→ **Task goal**
In the data, find each line where the word "Expires" appears and list that line.

++++++++++

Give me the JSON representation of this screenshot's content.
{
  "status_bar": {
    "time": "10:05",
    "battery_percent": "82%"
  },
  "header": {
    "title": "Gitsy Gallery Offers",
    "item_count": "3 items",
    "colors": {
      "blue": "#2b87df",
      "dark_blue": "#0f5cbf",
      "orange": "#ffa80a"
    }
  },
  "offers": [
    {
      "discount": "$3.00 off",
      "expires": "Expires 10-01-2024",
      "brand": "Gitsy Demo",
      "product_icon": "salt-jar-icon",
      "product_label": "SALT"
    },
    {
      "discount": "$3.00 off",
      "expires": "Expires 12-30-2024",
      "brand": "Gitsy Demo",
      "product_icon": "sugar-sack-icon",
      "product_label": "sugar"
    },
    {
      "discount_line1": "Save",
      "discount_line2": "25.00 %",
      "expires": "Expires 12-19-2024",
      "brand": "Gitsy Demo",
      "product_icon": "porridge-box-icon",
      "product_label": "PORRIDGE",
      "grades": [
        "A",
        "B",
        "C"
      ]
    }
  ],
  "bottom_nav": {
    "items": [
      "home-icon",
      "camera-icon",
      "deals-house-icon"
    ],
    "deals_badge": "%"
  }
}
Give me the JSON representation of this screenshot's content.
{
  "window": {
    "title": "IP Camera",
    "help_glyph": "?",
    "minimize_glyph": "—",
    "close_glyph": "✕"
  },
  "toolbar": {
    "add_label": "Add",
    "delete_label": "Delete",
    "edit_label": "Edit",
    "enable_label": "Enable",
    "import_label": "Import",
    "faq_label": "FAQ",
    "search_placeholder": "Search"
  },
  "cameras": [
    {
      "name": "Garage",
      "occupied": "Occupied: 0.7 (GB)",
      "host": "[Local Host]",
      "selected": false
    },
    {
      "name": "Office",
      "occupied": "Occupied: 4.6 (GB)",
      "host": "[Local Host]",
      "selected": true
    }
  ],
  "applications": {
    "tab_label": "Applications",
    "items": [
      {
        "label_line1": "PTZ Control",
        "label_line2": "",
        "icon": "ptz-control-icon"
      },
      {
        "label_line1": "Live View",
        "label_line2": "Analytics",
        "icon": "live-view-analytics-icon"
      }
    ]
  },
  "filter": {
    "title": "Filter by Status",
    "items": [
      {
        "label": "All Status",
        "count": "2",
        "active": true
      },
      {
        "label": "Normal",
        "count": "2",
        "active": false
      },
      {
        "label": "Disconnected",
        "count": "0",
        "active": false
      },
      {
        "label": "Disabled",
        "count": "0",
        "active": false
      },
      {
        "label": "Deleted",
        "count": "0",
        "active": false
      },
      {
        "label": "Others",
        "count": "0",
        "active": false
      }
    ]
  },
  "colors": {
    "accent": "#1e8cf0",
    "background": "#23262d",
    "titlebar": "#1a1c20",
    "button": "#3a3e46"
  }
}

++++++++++

→ **Reply to the exercise**
      "expires": "Expires 10-01-2024",
      "expires": "Expires 12-30-2024",
      "expires": "Expires 12-19-2024",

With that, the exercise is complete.